* [Aim of the exercise]: Write the records out exactly, so that no picture remains in the copy.

(App and web page records)
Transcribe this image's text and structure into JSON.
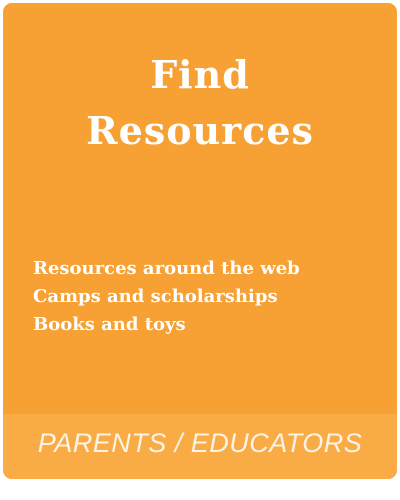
{
  "card": {
    "title_line1": "Find",
    "title_line2": "Resources",
    "links": [
      "Resources around the web",
      "Camps and scholarships",
      "Books and toys"
    ],
    "footer_label": "PARENTS / EDUCATORS"
  },
  "colors": {
    "card_background": "#f7a034",
    "footer_background": "#f9ab45",
    "text": "#ffffff"
  }
}
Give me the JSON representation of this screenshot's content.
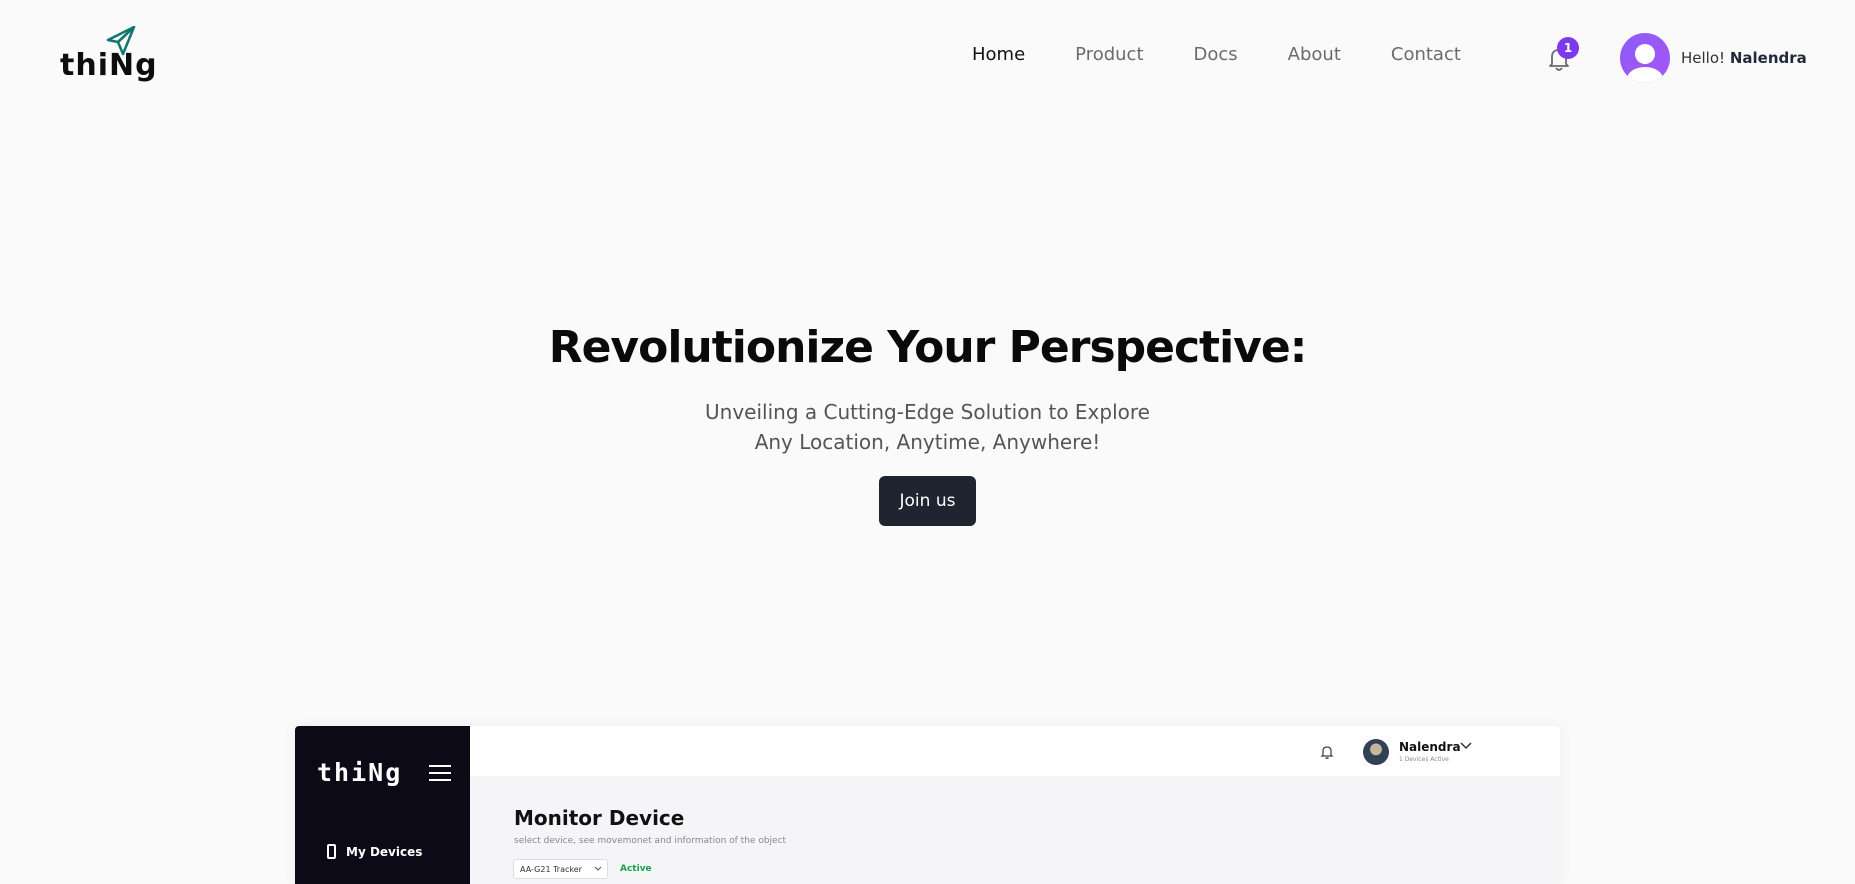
{
  "brand": {
    "logo_text": "thiNg"
  },
  "nav": {
    "items": [
      {
        "label": "Home",
        "active": true
      },
      {
        "label": "Product",
        "active": false
      },
      {
        "label": "Docs",
        "active": false
      },
      {
        "label": "About",
        "active": false
      },
      {
        "label": "Contact",
        "active": false
      }
    ]
  },
  "notifications": {
    "count": "1",
    "icon": "bell-icon",
    "badge_color": "#7c3aed"
  },
  "user": {
    "greeting_prefix": "Hello!",
    "name": "Nalendra"
  },
  "hero": {
    "title": "Revolutionize Your Perspective:",
    "subtitle_line1": "Unveiling a Cutting-Edge Solution to Explore",
    "subtitle_line2": "Any Location, Anytime, Anywhere!",
    "cta_label": "Join us"
  },
  "preview": {
    "logo_text": "thiNg",
    "sidebar_items": [
      {
        "label": "My Devices",
        "icon": "phone-icon"
      }
    ],
    "user_name": "Nalendra",
    "user_sub": "1 Devices Active",
    "page_title": "Monitor Device",
    "page_desc": "select device, see movemonet and information of the object",
    "device_select": "AA-G21 Tracker",
    "device_status": "Active"
  },
  "colors": {
    "cta_bg": "#1f2530",
    "sidebar_bg": "#0c0a16",
    "status_green": "#16a34a",
    "accent": "#7c3aed"
  }
}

* [Written solution]:
Transcribe this image's text and structure into JSON.
{
  "card": {
    "title_line1": "Find",
    "title_line2": "Resources",
    "links": [
      "Resources around the web",
      "Camps and scholarships",
      "Books and toys"
    ],
    "footer_label": "PARENTS / EDUCATORS"
  },
  "colors": {
    "card_background": "#f7a034",
    "footer_background": "#f9ab45",
    "text": "#ffffff"
  }
}
Give me the JSON representation of this screenshot's content.
{
  "brand": {
    "logo_text": "thiNg"
  },
  "nav": {
    "items": [
      {
        "label": "Home",
        "active": true
      },
      {
        "label": "Product",
        "active": false
      },
      {
        "label": "Docs",
        "active": false
      },
      {
        "label": "About",
        "active": false
      },
      {
        "label": "Contact",
        "active": false
      }
    ]
  },
  "notifications": {
    "count": "1",
    "icon": "bell-icon",
    "badge_color": "#7c3aed"
  },
  "user": {
    "greeting_prefix": "Hello!",
    "name": "Nalendra"
  },
  "hero": {
    "title": "Revolutionize Your Perspective:",
    "subtitle_line1": "Unveiling a Cutting-Edge Solution to Explore",
    "subtitle_line2": "Any Location, Anytime, Anywhere!",
    "cta_label": "Join us"
  },
  "preview": {
    "logo_text": "thiNg",
    "sidebar_items": [
      {
        "label": "My Devices",
        "icon": "phone-icon"
      }
    ],
    "user_name": "Nalendra",
    "user_sub": "1 Devices Active",
    "page_title": "Monitor Device",
    "page_desc": "select device, see movemonet and information of the object",
    "device_select": "AA-G21 Tracker",
    "device_status": "Active"
  },
  "colors": {
    "cta_bg": "#1f2530",
    "sidebar_bg": "#0c0a16",
    "status_green": "#16a34a",
    "accent": "#7c3aed"
  }
}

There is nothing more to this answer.